Oomph! Sport was the first virtual skills-based workshop we delivered during the pandemic, and it was designed to motivate people to keep moving in a fun and creative way. The concept of Boccia encourages teams to think outside the box and makes all Olympic sports accessible and achievable within a care setting.
The workshop looks at the resources teams already have and how they can be used to aid in the creation of the Olympic Games. This supports clients to come up with new and innovative ways to deliver their sport-based games, which then helps with motivation and getting participants to take part. Our clients relished the challenge and we witnessed some fantastic adaptations of sport-based games. We had participants competing in a basketball game by using bins as nets and rolled-up pieces of newspaper as balls, adapted archery using swimming pool noodles and Olympic swimming using paddling pools and water bombs!
The benefit of workshops is that they encourage wider team engagement. By looking at the whole home approach, we can transform the way people think about activities and promote the inclusion of everyone in the home.
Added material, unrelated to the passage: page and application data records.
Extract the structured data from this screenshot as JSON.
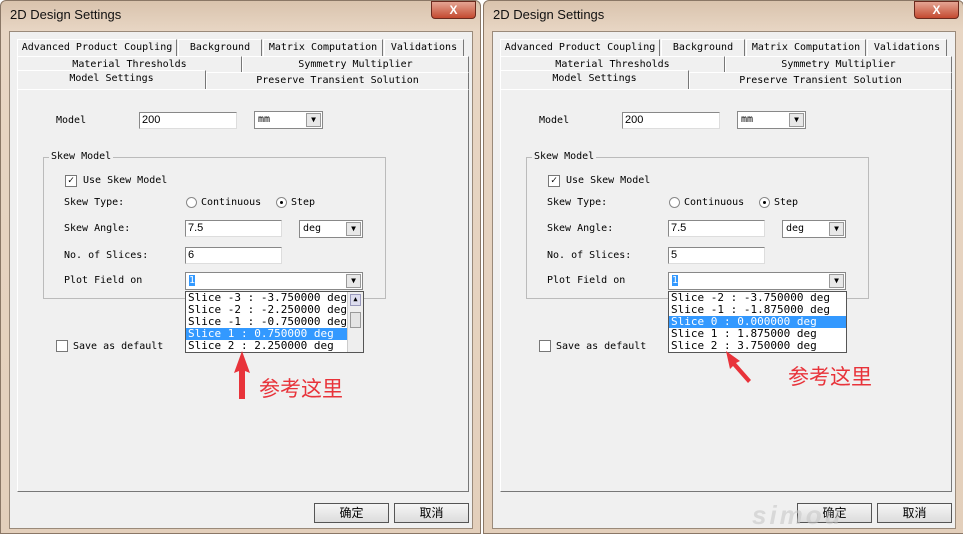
{
  "dialogs": [
    {
      "title": "2D Design Settings",
      "close": "X",
      "tabs": {
        "row1": [
          "Advanced Product Coupling",
          "Background",
          "Matrix Computation",
          "Validations"
        ],
        "row2": [
          "Material Thresholds",
          "Symmetry Multiplier"
        ],
        "row3": [
          "Model Settings",
          "Preserve Transient Solution"
        ]
      },
      "model_label": "Model",
      "model_value": "200",
      "model_unit": "mm",
      "group_label": "Skew Model",
      "use_skew": "Use Skew Model",
      "use_skew_checked": true,
      "skew_type_label": "Skew Type:",
      "continuous": "Continuous",
      "step": "Step",
      "skew_type": "Step",
      "skew_angle_label": "Skew Angle:",
      "skew_angle": "7.5",
      "angle_unit": "deg",
      "slices_label": "No. of Slices:",
      "slices": "6",
      "plot_label": "Plot Field on",
      "plot_value": "1",
      "options": [
        "Slice -3 : -3.750000 deg",
        "Slice -2 : -2.250000 deg",
        "Slice -1 : -0.750000 deg",
        "Slice 1 : 0.750000 deg",
        "Slice 2 : 2.250000 deg"
      ],
      "selected_index": 3,
      "has_scrollbar": true,
      "save_default": "Save as default",
      "ok": "确定",
      "cancel": "取消",
      "annotation": "参考这里"
    },
    {
      "title": "2D Design Settings",
      "close": "X",
      "tabs": {
        "row1": [
          "Advanced Product Coupling",
          "Background",
          "Matrix Computation",
          "Validations"
        ],
        "row2": [
          "Material Thresholds",
          "Symmetry Multiplier"
        ],
        "row3": [
          "Model Settings",
          "Preserve Transient Solution"
        ]
      },
      "model_label": "Model",
      "model_value": "200",
      "model_unit": "mm",
      "group_label": "Skew Model",
      "use_skew": "Use Skew Model",
      "use_skew_checked": true,
      "skew_type_label": "Skew Type:",
      "continuous": "Continuous",
      "step": "Step",
      "skew_type": "Step",
      "skew_angle_label": "Skew Angle:",
      "skew_angle": "7.5",
      "angle_unit": "deg",
      "slices_label": "No. of Slices:",
      "slices": "5",
      "plot_label": "Plot Field on",
      "plot_value": "1",
      "options": [
        "Slice -2 : -3.750000 deg",
        "Slice -1 : -1.875000 deg",
        "Slice 0 : 0.000000 deg",
        "Slice 1 : 1.875000 deg",
        "Slice 2 : 3.750000 deg"
      ],
      "selected_index": 2,
      "has_scrollbar": false,
      "save_default": "Save as default",
      "ok": "确定",
      "cancel": "取消",
      "annotation": "参考这里"
    }
  ],
  "watermark": "simol 西莫",
  "colors": {
    "annotation": "#e8333a",
    "highlight": "#3399ff"
  }
}
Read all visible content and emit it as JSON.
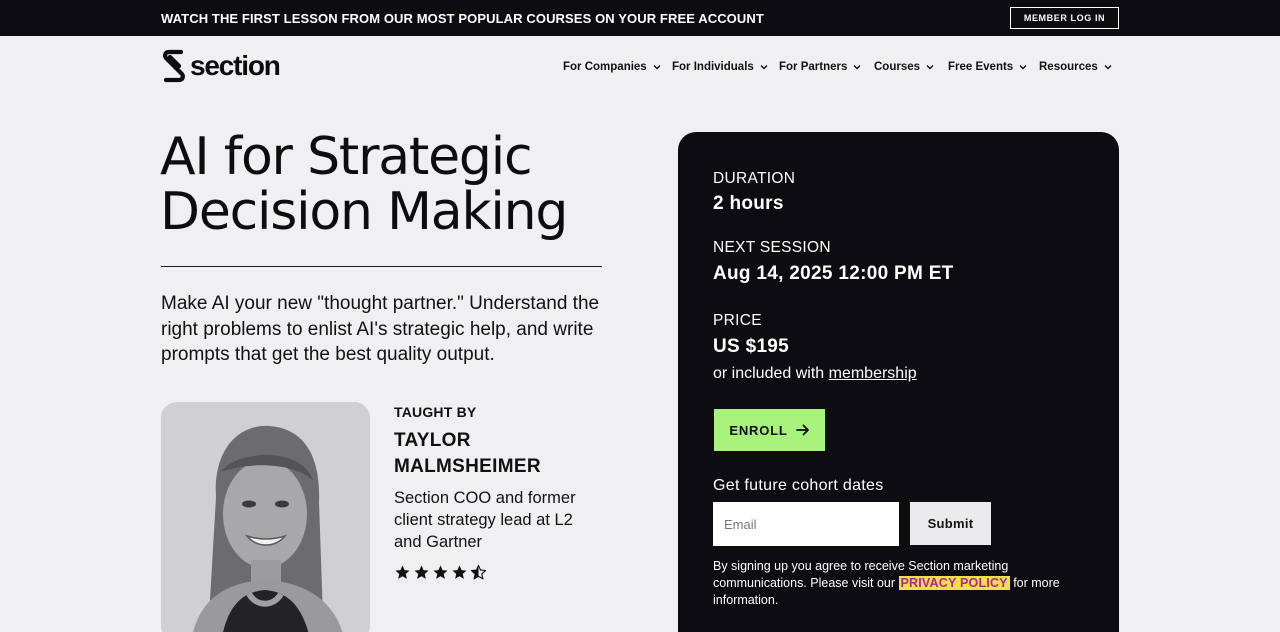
{
  "topbar": {
    "promo_text": "WATCH THE FIRST LESSON FROM OUR MOST POPULAR COURSES ON YOUR FREE ACCOUNT",
    "member_login": "MEMBER LOG IN"
  },
  "logo": {
    "text": "section"
  },
  "nav": {
    "items": [
      {
        "label": "For Companies"
      },
      {
        "label": "For Individuals"
      },
      {
        "label": "For Partners"
      },
      {
        "label": "Courses"
      },
      {
        "label": "Free Events"
      },
      {
        "label": "Resources"
      }
    ]
  },
  "hero": {
    "title_line1": "AI for Strategic",
    "title_line2": "Decision Making",
    "description": "Make AI your new \"thought partner.\" Understand the right problems to enlist AI's strategic help, and write prompts that get the best quality output."
  },
  "instructor": {
    "heading": "TAUGHT BY",
    "name_line1": "TAYLOR",
    "name_line2": "MALMSHEIMER",
    "bio": "Section COO and former client strategy lead at L2 and Gartner",
    "rating": 4.5
  },
  "course_card": {
    "duration_label": "DURATION",
    "duration_value": "2 hours",
    "next_session_label": "NEXT SESSION",
    "next_session_value": "Aug 14, 2025 12:00 PM ET",
    "price_label": "PRICE",
    "price_value": "US $195",
    "included_prefix": "or included with ",
    "included_link": "membership",
    "enroll_label": "ENROLL",
    "cohort_heading": "Get future cohort dates",
    "email_placeholder": "Email",
    "submit_label": "Submit",
    "legal_text_1": "By signing up you agree to receive Section marketing communications. Please visit our ",
    "privacy_link": "PRIVACY POLICY",
    "legal_text_2": " for more information."
  },
  "colors": {
    "topbar_bg": "#0d0c10",
    "page_bg": "#f0f0f3",
    "card_bg": "#0d0c10",
    "enroll_bg": "#a6f27a",
    "privacy_highlight": "#ece245",
    "privacy_text": "#b71fa4"
  }
}
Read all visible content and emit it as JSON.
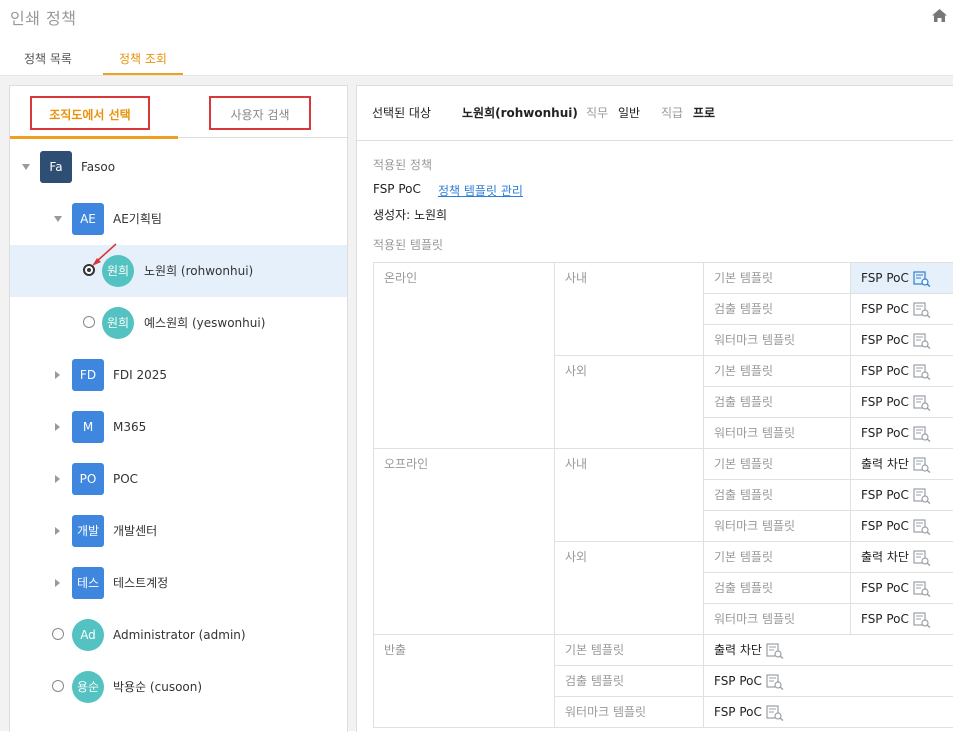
{
  "header": {
    "title": "인쇄 정책"
  },
  "tabs": [
    {
      "label": "정책 목록"
    },
    {
      "label": "정책 조회"
    }
  ],
  "left": {
    "tabs": [
      {
        "label": "조직도에서 선택"
      },
      {
        "label": "사용자 검색"
      }
    ],
    "tree": [
      {
        "avatar": "Fa",
        "label": "Fasoo"
      },
      {
        "avatar": "AE",
        "label": "AE기획팀"
      },
      {
        "avatar": "원희",
        "label": "노원희 (rohwonhui)"
      },
      {
        "avatar": "원희",
        "label": "예스원희 (yeswonhui)"
      },
      {
        "avatar": "FD",
        "label": "FDI 2025"
      },
      {
        "avatar": "M",
        "label": "M365"
      },
      {
        "avatar": "PO",
        "label": "POC"
      },
      {
        "avatar": "개발",
        "label": "개발센터"
      },
      {
        "avatar": "테스",
        "label": "테스트계정"
      },
      {
        "avatar": "Ad",
        "label": "Administrator (admin)"
      },
      {
        "avatar": "용순",
        "label": "박용순 (cusoon)"
      }
    ]
  },
  "right": {
    "selected_label": "선택된 대상",
    "selected_name": "노원희(rohwonhui)",
    "duty_label": "직무",
    "duty_value": "일반",
    "rank_label": "직급",
    "rank_value": "프로",
    "applied_policy_label": "적용된 정책",
    "policy_name": "FSP PoC",
    "template_link": "정책 템플릿 관리",
    "creator": "생성자: 노원희",
    "applied_template_label": "적용된 템플릿",
    "table": {
      "online": "온라인",
      "offline": "오프라인",
      "export": "반출",
      "internal": "사내",
      "external": "사외",
      "basic": "기본 템플릿",
      "detect": "검출 템플릿",
      "watermark": "워터마크 템플릿",
      "v_poc": "FSP PoC",
      "v_block": "출력 차단"
    }
  }
}
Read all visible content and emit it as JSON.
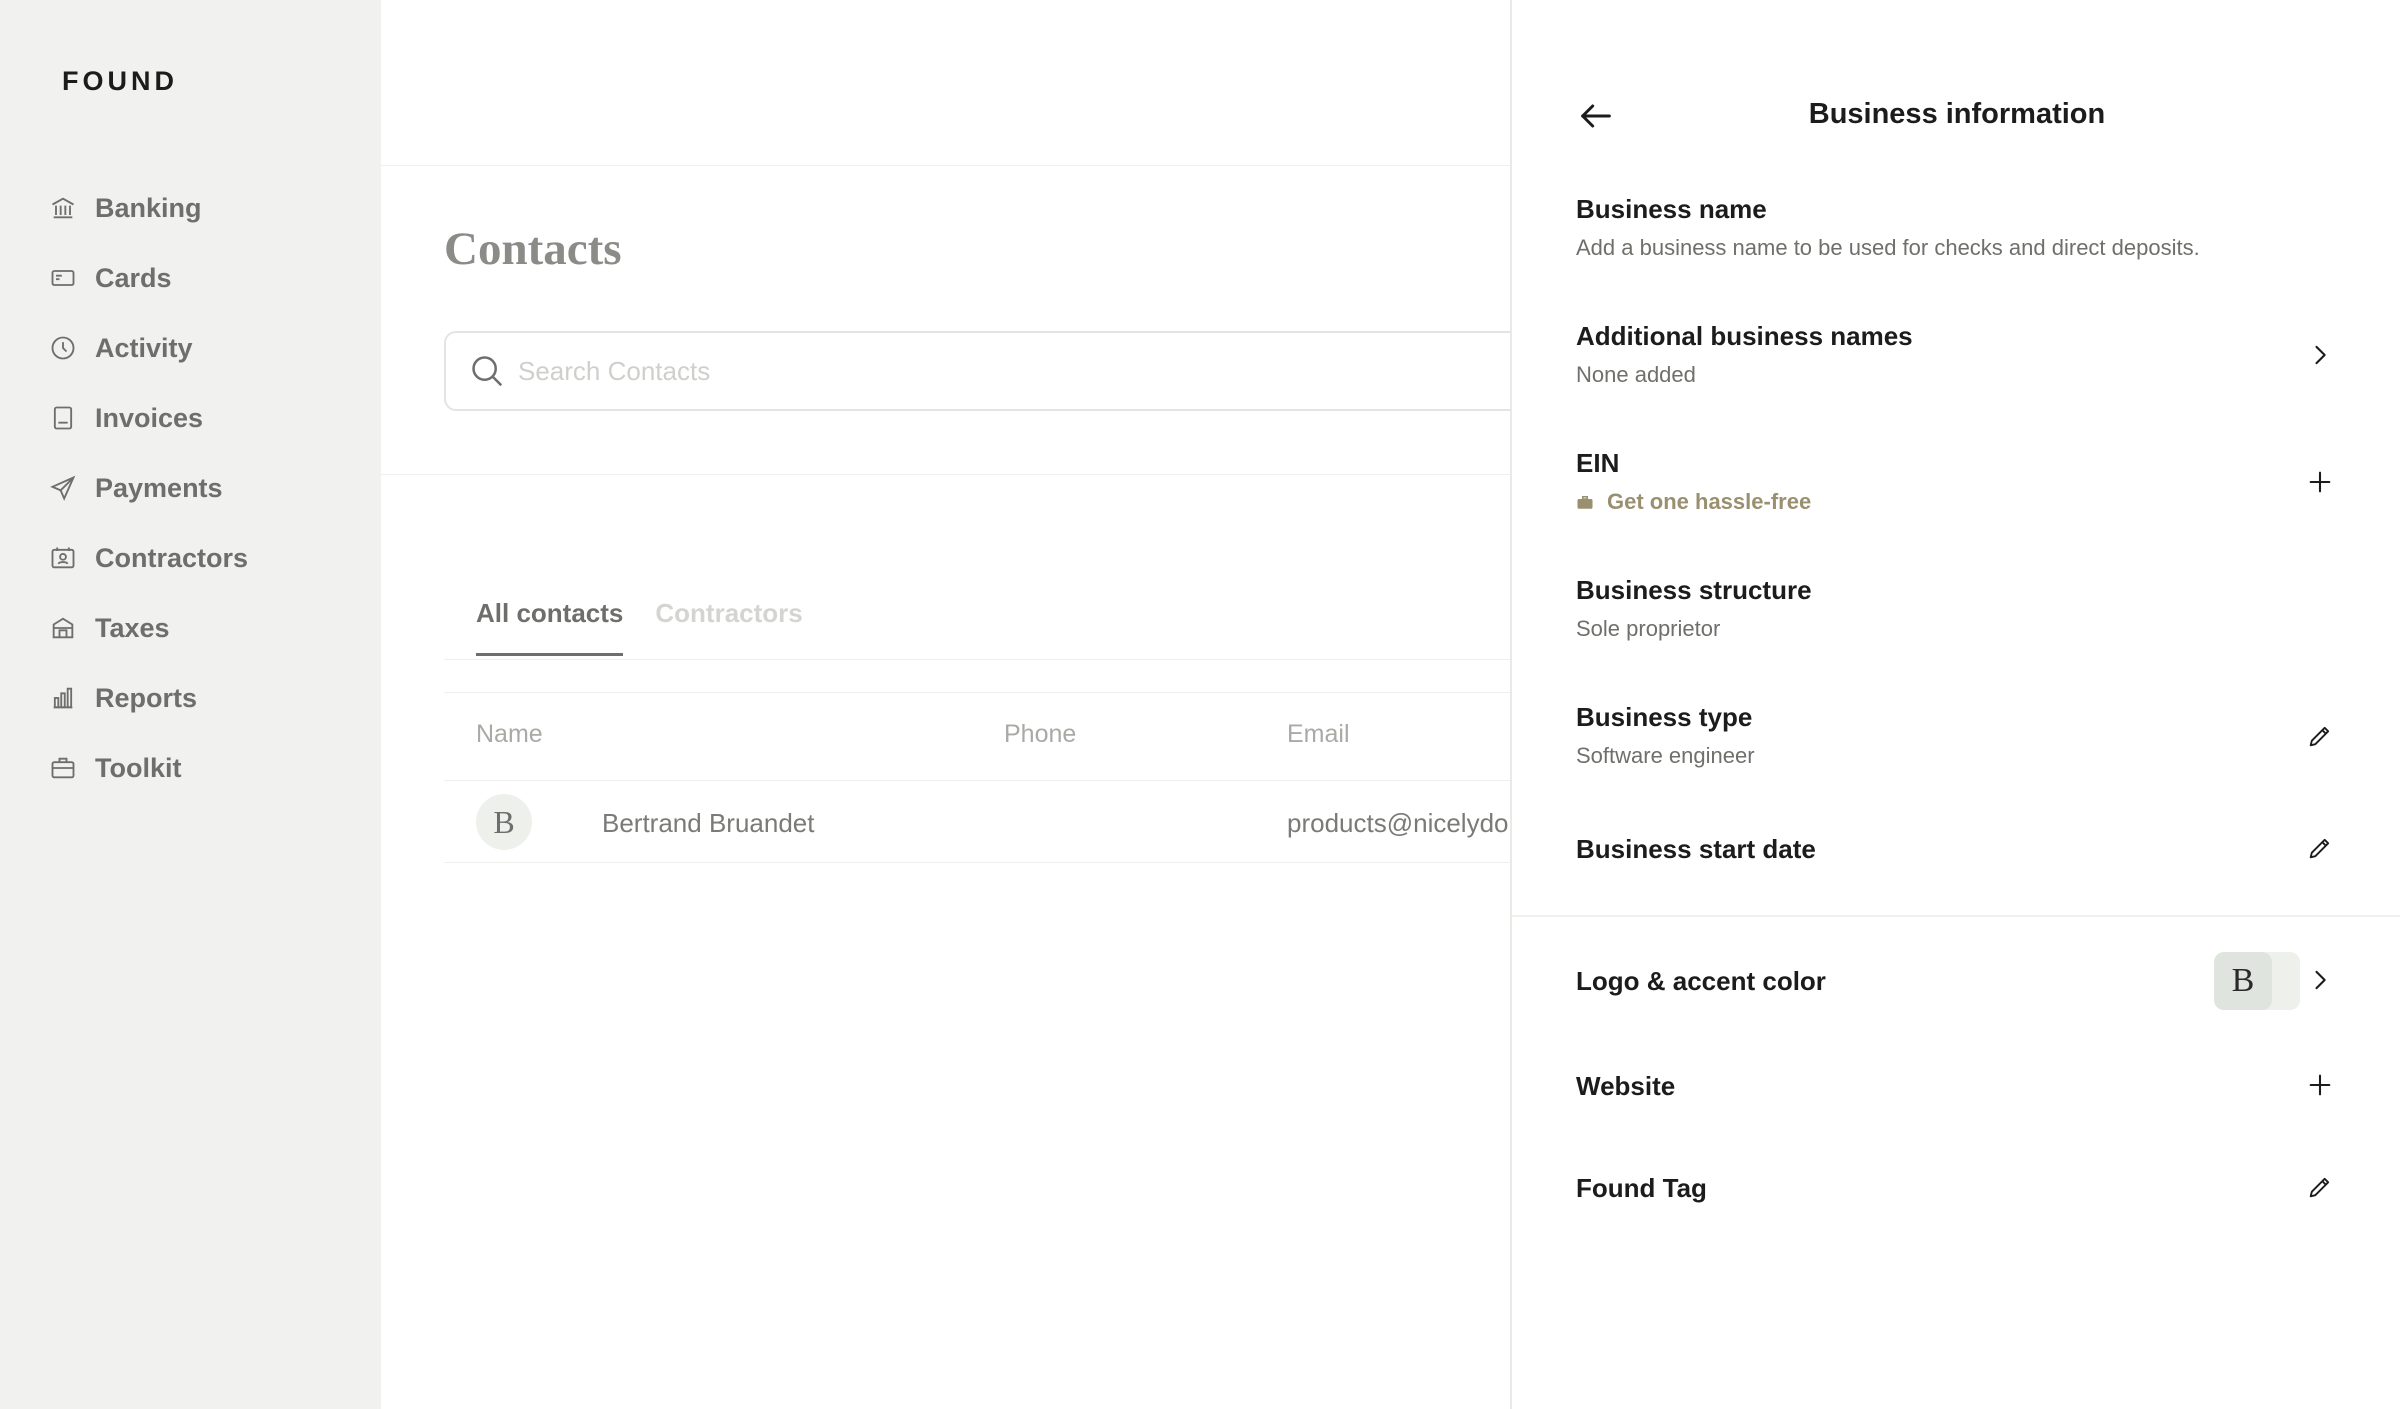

Everyone’s participation is celebrated.
Consider your options
One key learning participants have taken away from this workshop is how important it is to look at what you can do, rather than what you can’t. Oomph! has run two successful Olympic Games and it has re-enforced the idea that activity and exercise doesn’t have to be complicated.
By exploring a theme and looking at the resources you already have you can bring new, enjoyable activities to life that will excite and energise your community and support a vibrant wellbeing programme of events.